Supplied records:
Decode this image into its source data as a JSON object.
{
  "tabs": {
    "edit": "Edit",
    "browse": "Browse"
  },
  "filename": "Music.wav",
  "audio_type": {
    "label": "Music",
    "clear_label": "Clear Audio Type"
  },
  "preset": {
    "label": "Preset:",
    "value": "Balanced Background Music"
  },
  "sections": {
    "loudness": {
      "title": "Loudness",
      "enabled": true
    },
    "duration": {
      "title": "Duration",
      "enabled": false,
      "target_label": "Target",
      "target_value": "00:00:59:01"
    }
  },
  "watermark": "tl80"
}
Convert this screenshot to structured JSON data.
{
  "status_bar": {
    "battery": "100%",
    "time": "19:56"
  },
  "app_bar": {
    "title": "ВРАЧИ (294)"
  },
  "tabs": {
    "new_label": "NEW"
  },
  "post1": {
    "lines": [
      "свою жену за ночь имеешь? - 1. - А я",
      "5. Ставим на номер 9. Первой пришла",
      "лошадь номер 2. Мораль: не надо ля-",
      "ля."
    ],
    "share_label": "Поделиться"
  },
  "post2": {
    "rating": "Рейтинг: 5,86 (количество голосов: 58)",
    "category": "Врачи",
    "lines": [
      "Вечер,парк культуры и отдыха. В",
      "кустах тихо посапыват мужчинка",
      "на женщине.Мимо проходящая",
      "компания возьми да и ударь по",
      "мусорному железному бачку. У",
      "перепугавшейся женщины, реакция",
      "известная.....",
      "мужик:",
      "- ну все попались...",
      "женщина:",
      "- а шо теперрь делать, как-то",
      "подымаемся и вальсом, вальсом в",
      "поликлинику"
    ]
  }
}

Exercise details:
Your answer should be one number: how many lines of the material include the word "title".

Expected output:
3